Assignment:
Find every line containing the word "client" in the records below; report only how many there are.
————————
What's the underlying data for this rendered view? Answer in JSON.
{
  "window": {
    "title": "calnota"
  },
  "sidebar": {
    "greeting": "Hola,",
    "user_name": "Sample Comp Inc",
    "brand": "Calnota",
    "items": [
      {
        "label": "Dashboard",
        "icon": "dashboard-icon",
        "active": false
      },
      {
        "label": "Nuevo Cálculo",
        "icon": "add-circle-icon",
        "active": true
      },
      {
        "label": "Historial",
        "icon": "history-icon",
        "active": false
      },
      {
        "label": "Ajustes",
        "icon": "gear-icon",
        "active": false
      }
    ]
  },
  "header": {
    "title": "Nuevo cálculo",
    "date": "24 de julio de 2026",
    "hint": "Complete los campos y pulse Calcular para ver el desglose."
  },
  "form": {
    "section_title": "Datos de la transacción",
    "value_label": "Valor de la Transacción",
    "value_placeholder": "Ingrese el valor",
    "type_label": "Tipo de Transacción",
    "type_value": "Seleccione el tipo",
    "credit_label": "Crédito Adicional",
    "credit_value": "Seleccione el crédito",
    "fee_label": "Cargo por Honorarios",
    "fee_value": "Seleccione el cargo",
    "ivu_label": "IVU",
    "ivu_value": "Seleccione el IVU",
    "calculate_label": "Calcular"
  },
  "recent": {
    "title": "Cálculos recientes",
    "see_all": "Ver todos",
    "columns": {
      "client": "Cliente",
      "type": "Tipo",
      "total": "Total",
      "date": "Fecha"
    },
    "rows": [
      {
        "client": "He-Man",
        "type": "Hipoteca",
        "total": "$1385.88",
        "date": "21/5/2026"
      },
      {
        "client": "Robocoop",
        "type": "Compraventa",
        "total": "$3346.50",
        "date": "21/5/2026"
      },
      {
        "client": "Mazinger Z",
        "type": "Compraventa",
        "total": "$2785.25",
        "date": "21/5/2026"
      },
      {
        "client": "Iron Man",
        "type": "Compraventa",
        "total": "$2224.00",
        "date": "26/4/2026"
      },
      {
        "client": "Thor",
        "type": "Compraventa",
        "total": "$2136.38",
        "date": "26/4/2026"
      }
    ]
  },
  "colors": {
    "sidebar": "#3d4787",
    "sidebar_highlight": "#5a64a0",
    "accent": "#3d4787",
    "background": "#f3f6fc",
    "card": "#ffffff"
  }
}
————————
Answer area:
6